■ YOUR INSTRUCTIONS
Repeat the entries below exactly, pictures excluded.

[Entries from a dataset of interfaces]
>>>>>
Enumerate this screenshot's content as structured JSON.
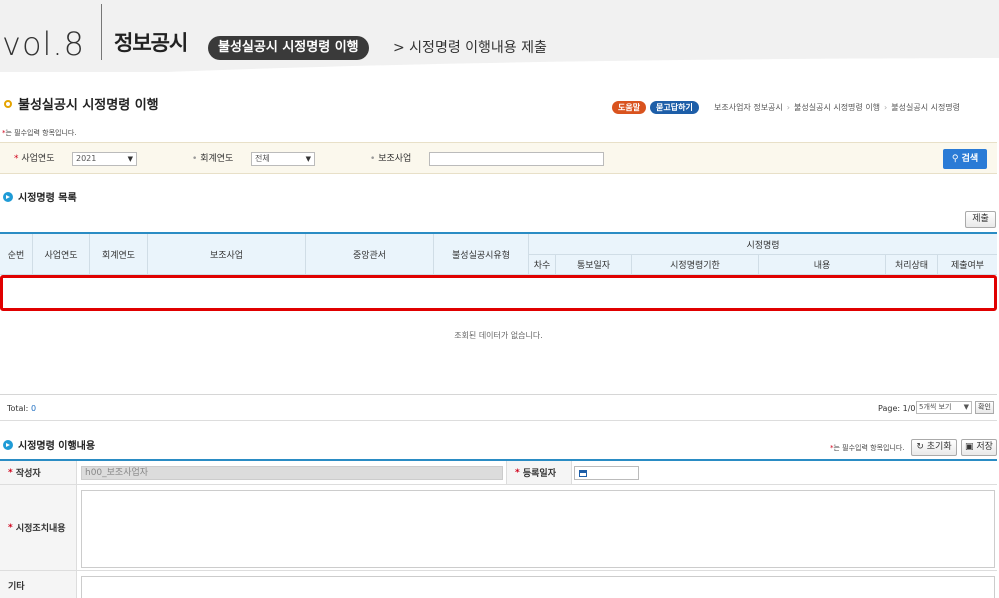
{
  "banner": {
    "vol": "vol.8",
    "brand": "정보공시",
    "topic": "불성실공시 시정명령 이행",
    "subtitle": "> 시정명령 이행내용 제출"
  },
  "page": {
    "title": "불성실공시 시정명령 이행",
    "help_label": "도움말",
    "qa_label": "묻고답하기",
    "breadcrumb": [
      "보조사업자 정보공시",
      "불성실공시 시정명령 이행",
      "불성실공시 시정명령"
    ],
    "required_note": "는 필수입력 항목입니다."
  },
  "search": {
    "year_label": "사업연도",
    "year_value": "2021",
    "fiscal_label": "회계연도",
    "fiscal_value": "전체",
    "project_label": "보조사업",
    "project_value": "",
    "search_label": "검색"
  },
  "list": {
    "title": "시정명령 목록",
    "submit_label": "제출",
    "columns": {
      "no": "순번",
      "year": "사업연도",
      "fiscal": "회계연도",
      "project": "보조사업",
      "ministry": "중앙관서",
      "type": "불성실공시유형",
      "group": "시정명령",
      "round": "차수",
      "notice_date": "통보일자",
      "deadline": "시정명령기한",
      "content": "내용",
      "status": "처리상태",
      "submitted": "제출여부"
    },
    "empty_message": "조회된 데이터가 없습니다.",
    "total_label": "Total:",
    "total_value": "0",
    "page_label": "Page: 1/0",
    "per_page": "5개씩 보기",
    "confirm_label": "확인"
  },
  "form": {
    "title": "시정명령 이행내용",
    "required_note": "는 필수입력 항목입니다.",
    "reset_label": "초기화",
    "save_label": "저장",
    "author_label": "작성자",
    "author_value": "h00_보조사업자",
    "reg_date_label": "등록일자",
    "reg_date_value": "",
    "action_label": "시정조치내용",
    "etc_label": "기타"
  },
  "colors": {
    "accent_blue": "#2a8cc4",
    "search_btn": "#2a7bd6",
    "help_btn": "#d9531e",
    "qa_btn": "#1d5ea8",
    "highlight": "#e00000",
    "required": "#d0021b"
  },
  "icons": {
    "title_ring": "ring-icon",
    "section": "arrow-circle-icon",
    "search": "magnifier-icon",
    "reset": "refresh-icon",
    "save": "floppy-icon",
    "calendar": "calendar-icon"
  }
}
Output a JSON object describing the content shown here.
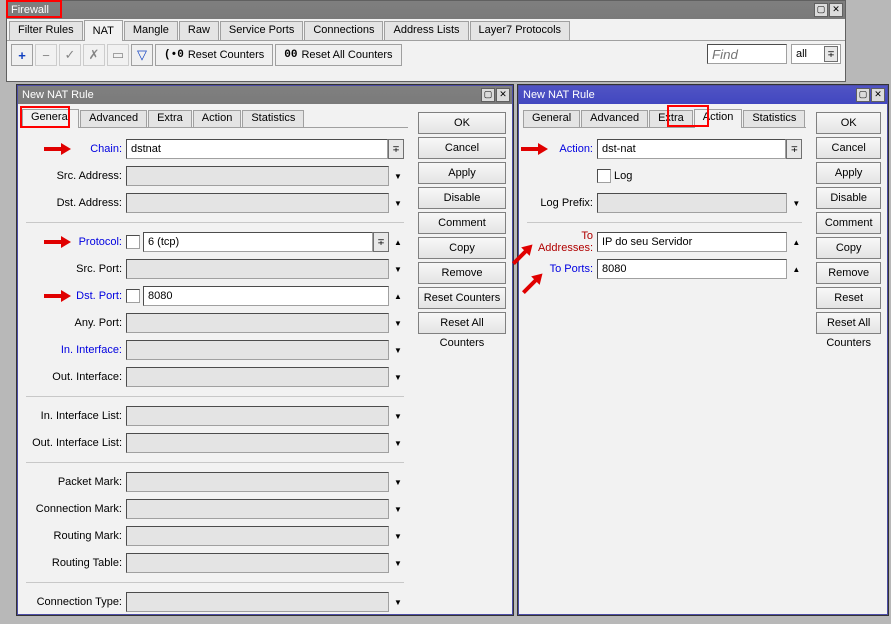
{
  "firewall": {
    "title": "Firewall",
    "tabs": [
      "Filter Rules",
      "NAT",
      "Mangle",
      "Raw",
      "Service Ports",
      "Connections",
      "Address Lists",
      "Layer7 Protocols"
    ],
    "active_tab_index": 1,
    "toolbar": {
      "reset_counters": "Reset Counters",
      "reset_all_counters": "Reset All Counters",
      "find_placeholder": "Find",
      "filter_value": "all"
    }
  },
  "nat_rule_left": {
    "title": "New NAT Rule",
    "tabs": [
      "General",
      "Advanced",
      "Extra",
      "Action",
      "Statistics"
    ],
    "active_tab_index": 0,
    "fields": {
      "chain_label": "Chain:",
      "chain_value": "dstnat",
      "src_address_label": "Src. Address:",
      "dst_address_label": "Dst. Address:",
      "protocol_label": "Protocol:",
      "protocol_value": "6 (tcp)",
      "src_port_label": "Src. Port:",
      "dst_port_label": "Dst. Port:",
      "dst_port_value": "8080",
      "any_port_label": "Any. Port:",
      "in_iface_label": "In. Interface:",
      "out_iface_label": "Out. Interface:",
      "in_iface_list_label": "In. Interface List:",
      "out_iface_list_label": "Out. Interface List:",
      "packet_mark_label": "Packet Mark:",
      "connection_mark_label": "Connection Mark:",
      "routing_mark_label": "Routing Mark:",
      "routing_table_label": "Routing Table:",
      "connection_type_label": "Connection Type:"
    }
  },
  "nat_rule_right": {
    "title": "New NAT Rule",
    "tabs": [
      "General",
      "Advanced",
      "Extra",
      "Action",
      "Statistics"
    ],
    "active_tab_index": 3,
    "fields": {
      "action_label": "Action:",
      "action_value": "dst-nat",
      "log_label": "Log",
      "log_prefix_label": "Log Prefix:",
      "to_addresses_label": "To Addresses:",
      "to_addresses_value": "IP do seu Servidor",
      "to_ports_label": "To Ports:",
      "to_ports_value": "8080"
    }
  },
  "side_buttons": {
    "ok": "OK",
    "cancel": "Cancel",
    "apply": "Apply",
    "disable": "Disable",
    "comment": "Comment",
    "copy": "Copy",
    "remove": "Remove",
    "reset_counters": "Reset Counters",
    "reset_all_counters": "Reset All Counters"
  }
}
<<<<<
■ RESPONSE AREA
Enumerate this screenshot's content as structured JSON.
{
  "banner": {
    "vol": "vol.8",
    "brand": "정보공시",
    "topic": "불성실공시 시정명령 이행",
    "subtitle": "> 시정명령 이행내용 제출"
  },
  "page": {
    "title": "불성실공시 시정명령 이행",
    "help_label": "도움말",
    "qa_label": "묻고답하기",
    "breadcrumb": [
      "보조사업자 정보공시",
      "불성실공시 시정명령 이행",
      "불성실공시 시정명령"
    ],
    "required_note": "는 필수입력 항목입니다."
  },
  "search": {
    "year_label": "사업연도",
    "year_value": "2021",
    "fiscal_label": "회계연도",
    "fiscal_value": "전체",
    "project_label": "보조사업",
    "project_value": "",
    "search_label": "검색"
  },
  "list": {
    "title": "시정명령 목록",
    "submit_label": "제출",
    "columns": {
      "no": "순번",
      "year": "사업연도",
      "fiscal": "회계연도",
      "project": "보조사업",
      "ministry": "중앙관서",
      "type": "불성실공시유형",
      "group": "시정명령",
      "round": "차수",
      "notice_date": "통보일자",
      "deadline": "시정명령기한",
      "content": "내용",
      "status": "처리상태",
      "submitted": "제출여부"
    },
    "empty_message": "조회된 데이터가 없습니다.",
    "total_label": "Total:",
    "total_value": "0",
    "page_label": "Page: 1/0",
    "per_page": "5개씩 보기",
    "confirm_label": "확인"
  },
  "form": {
    "title": "시정명령 이행내용",
    "required_note": "는 필수입력 항목입니다.",
    "reset_label": "초기화",
    "save_label": "저장",
    "author_label": "작성자",
    "author_value": "h00_보조사업자",
    "reg_date_label": "등록일자",
    "reg_date_value": "",
    "action_label": "시정조치내용",
    "etc_label": "기타"
  },
  "colors": {
    "accent_blue": "#2a8cc4",
    "search_btn": "#2a7bd6",
    "help_btn": "#d9531e",
    "qa_btn": "#1d5ea8",
    "highlight": "#e00000",
    "required": "#d0021b"
  },
  "icons": {
    "title_ring": "ring-icon",
    "section": "arrow-circle-icon",
    "search": "magnifier-icon",
    "reset": "refresh-icon",
    "save": "floppy-icon",
    "calendar": "calendar-icon"
  }
}
Output a JSON object describing the content shown here.
{
  "firewall": {
    "title": "Firewall",
    "tabs": [
      "Filter Rules",
      "NAT",
      "Mangle",
      "Raw",
      "Service Ports",
      "Connections",
      "Address Lists",
      "Layer7 Protocols"
    ],
    "active_tab_index": 1,
    "toolbar": {
      "reset_counters": "Reset Counters",
      "reset_all_counters": "Reset All Counters",
      "find_placeholder": "Find",
      "filter_value": "all"
    }
  },
  "nat_rule_left": {
    "title": "New NAT Rule",
    "tabs": [
      "General",
      "Advanced",
      "Extra",
      "Action",
      "Statistics"
    ],
    "active_tab_index": 0,
    "fields": {
      "chain_label": "Chain:",
      "chain_value": "dstnat",
      "src_address_label": "Src. Address:",
      "dst_address_label": "Dst. Address:",
      "protocol_label": "Protocol:",
      "protocol_value": "6 (tcp)",
      "src_port_label": "Src. Port:",
      "dst_port_label": "Dst. Port:",
      "dst_port_value": "8080",
      "any_port_label": "Any. Port:",
      "in_iface_label": "In. Interface:",
      "out_iface_label": "Out. Interface:",
      "in_iface_list_label": "In. Interface List:",
      "out_iface_list_label": "Out. Interface List:",
      "packet_mark_label": "Packet Mark:",
      "connection_mark_label": "Connection Mark:",
      "routing_mark_label": "Routing Mark:",
      "routing_table_label": "Routing Table:",
      "connection_type_label": "Connection Type:"
    }
  },
  "nat_rule_right": {
    "title": "New NAT Rule",
    "tabs": [
      "General",
      "Advanced",
      "Extra",
      "Action",
      "Statistics"
    ],
    "active_tab_index": 3,
    "fields": {
      "action_label": "Action:",
      "action_value": "dst-nat",
      "log_label": "Log",
      "log_prefix_label": "Log Prefix:",
      "to_addresses_label": "To Addresses:",
      "to_addresses_value": "IP do seu Servidor",
      "to_ports_label": "To Ports:",
      "to_ports_value": "8080"
    }
  },
  "side_buttons": {
    "ok": "OK",
    "cancel": "Cancel",
    "apply": "Apply",
    "disable": "Disable",
    "comment": "Comment",
    "copy": "Copy",
    "remove": "Remove",
    "reset_counters": "Reset Counters",
    "reset_all_counters": "Reset All Counters"
  }
}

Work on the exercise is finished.